On this evening's broadcast of Martketplace there was story about Secretary of State nominee Rex Tillerson's plan to divest his holdings in Exxon Mobil. I believe I heard some interviewee suggesting that this would be quite a loss for him. When he could cash out for $55 million in present stock and an addition $182 million in deferred stock are we supposed to feel sorry for this guy.
If the HOUSEHOLD (not individual) median income (50% of households earn more and 50% less) is approximately $50,000 and the typical working lifetime is about 50 years, that means a lifetime of median income would have a household collect about $2.5 million. Tillerson's stock value alone is 100 times that amount and does not include his income received over the many years of his working life. How much is enough!!!!

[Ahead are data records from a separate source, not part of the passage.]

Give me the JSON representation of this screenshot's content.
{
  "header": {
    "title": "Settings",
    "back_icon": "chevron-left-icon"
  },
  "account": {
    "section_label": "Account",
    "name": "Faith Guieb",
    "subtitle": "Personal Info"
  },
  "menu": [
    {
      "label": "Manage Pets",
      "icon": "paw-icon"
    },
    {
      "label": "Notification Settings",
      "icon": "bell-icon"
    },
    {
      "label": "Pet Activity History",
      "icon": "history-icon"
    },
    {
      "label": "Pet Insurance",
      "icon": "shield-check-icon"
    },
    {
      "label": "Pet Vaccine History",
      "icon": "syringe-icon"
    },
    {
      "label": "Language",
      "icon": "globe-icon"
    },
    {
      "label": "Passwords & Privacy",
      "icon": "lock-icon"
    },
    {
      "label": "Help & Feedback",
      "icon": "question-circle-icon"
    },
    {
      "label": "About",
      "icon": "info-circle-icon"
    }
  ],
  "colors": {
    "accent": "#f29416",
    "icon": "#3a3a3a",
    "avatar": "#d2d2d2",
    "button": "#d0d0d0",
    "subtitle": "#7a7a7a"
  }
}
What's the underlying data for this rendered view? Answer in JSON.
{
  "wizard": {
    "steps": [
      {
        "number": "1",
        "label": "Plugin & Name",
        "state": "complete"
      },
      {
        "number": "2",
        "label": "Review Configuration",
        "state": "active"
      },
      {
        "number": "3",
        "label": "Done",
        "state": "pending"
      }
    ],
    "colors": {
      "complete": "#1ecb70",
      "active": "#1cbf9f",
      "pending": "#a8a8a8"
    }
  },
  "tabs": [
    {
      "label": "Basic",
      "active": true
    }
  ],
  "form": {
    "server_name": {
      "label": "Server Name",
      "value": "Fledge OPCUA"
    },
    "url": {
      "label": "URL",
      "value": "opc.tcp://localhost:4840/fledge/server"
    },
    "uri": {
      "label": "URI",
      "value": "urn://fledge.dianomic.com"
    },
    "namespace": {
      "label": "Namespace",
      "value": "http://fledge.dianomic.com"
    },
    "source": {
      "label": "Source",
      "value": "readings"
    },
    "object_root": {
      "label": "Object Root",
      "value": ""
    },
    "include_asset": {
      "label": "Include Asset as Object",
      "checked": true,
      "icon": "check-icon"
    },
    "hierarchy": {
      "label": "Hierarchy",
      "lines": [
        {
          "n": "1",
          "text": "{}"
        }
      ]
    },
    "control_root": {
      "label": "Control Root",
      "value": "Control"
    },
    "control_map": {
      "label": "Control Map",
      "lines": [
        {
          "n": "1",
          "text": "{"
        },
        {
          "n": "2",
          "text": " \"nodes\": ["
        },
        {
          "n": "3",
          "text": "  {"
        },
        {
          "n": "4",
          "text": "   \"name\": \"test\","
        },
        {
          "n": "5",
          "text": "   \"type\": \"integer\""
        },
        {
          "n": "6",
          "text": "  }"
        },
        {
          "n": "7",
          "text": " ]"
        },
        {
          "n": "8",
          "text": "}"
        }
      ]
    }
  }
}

Has anyone who has been yipping at the diverse countries at the UN who signed UN Resolution 2334 regarding the Israel/Palestine conundrum actually read it???? You had countries as diverse as Malaysia, New Zealand, Spain, France China, Russia, Japan, Uruguay, Angola, Senegal, United Kingdom, Venezuela, and Egypt all voting in support? Why, because they are all anti-Semites??? That's what you would think if you listened to the critics both in Israel and among our own Congress. As you will read in the resolution and as you can better understand if you are willing to listen/watch Secretary of State Kerry's thoughtful and powerful explanation of the US abstention, we can either have international law and agreements which we honor or we throw them all away and go back to all out war, every country for itself.
Hardly a peep about climate change in the political discussion save the notation of all the climate deniers the President-elect hopes to surround himself with in his new cabinet. Even as the the climate science community gets ready to officially declare 2016 as the hottest year on record following the pattern you see below.
Having just finished David Orr's recently released superb Dangerous Years: Climate Change, The Long Emergency, and the Way Forward (Yale University Press, 2016), I feel MLK, Jr's deep sense of the "fierce urgency of now". But as Orr does better than anyone else I've read or heard, you see the ties that bind and the durable threads essential for creating a fabric of life that is sustainable. He has long been higher education's sage of sustainability. As Dangerous Years makes vividly clear Orr has immersed himself in the literature of many disciplines - biology, physics, philosophy, economics, sociology, history, literature, the classics and of course political science. His writing is powerful and persuasive, but he is not arrogant as the following passage clearly notes. In it he is describing the two-and-a-half reasons we should have concerns for future generations. In this section he begins to describe his half reason.
"My half reason to act on behalf of future generations follows. It is discounted by half because it rests entirely on the unverifiable grounds of my own feelings and experience such as they are. I cannot say for certain whether my life is a gift or not, but even with its ups and downs it certainly feels like one. I cannot say for certain that the feeling of sea winds in my face, or the fragrance of spring flowers, or the sounds of whitewater, or the comforting solitude of an old-growth hemlock forest, or the view from an Appalachian ridgetop, or the feel of good oak, or the hug of an old friend, or the smell of rain after a long hot drought or that of newly plowed ground, or the red-tail hawk that is nesting in my yard this spring, or the delight of fireflies on a summer evening are gifts. But they give me pleasure and they feel like beneficence beyond any thoughts I can muster. I cannot say with cool scientific logic why such things should be passed on unimpaired to my four grandchildren. But I fervently hope that they will be. I can only say that I am very thankful that others before us protected what they did or were unable to damage more than they did.
Whether life and all that it entails, including pain and suffering, has come to each of us as a gift or by some random chance no longer interests me. How could I know such things? Either way I can imagine no good reason to destroy, cheapen, deface, or risk harm to the biotic community and the enterprise of life. I can, however , think of many reasons to protect life from the vast planetary cycling of water and materials down to the pair of cardinals nesting this spring in my side yard. I believe myself to be better off because they're busy raising their brood and that makes me happy. I am even willing to chase off the neighbor's cat prowling close by on their behalf. Exactly why I cannot say, nor do I think it very important to give reasons or analyze further. In all of our efforts to conjure up reasons for one thing or another down to parts per million, one thing is missing is the sense of wonder that exists beyond words and reasons. Theologian Abraham Heschel once said that 'a l;ife without wonder is not worth living.' In that spirit I am content to find my cardinals ad their brood wonderful and feel blessed by their presence in some mysterious, unnamable way and let It go at that. But I am distraught by the possibility that these wondrous things may go extinct, never to be experienced by my descendants and yours." (p. 134-5)
While Orr is simultaneously lyrical and scholarly, you can feel his heart and soul in this book, a culmination of a life's work, a crescendo of head and heart. His 50 pages of annotated notes are themselves an education from which he has plumb the depths of many to synthesize for us both a description of the challenges, and possibilities for solutions. He finishes with one example from his own current community level work which is a poster child for communities everywhere - the Oberlin Project